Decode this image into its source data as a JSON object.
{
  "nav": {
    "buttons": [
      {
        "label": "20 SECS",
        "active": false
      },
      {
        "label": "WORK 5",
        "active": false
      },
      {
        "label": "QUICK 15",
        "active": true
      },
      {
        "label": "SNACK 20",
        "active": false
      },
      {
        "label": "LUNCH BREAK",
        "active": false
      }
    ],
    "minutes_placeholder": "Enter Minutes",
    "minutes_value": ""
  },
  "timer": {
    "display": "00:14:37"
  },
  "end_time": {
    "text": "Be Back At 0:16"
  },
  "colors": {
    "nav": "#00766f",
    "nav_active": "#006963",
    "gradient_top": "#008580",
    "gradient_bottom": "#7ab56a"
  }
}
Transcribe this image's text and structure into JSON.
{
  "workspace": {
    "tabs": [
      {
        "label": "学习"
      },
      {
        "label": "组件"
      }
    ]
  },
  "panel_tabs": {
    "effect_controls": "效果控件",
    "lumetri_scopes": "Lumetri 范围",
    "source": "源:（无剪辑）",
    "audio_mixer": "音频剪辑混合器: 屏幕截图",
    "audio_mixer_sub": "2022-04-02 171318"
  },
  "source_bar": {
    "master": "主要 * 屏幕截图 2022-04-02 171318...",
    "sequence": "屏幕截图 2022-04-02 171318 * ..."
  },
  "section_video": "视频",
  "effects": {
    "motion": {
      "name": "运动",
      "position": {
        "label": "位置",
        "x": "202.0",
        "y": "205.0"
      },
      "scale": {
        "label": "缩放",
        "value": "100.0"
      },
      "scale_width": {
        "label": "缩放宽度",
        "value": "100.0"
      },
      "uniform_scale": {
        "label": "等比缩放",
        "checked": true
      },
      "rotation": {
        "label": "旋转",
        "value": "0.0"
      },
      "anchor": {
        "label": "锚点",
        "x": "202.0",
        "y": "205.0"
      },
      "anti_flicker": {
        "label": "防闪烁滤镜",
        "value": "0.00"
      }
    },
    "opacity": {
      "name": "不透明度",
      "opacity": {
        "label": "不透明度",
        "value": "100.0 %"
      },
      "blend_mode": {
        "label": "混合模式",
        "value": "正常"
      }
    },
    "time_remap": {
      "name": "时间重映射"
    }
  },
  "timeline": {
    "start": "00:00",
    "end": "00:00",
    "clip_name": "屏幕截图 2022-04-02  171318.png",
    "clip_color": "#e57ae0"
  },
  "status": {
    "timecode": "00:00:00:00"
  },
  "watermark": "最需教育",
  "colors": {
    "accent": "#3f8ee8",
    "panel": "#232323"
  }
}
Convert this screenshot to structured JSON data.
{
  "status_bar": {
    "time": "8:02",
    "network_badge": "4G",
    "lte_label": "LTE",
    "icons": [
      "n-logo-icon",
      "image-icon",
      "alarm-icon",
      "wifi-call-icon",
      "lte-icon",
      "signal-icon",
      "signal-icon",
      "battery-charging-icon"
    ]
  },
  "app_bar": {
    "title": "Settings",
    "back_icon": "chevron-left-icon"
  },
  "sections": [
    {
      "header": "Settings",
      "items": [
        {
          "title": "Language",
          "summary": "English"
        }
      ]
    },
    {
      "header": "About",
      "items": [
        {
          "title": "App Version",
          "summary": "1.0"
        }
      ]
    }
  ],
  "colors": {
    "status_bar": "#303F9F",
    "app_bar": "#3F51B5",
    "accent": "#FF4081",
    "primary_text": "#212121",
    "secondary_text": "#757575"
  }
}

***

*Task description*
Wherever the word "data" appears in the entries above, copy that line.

*Exercise solution*
Decode this image into its source data as a JSON object.
Convert this screenshot to structured JSON data.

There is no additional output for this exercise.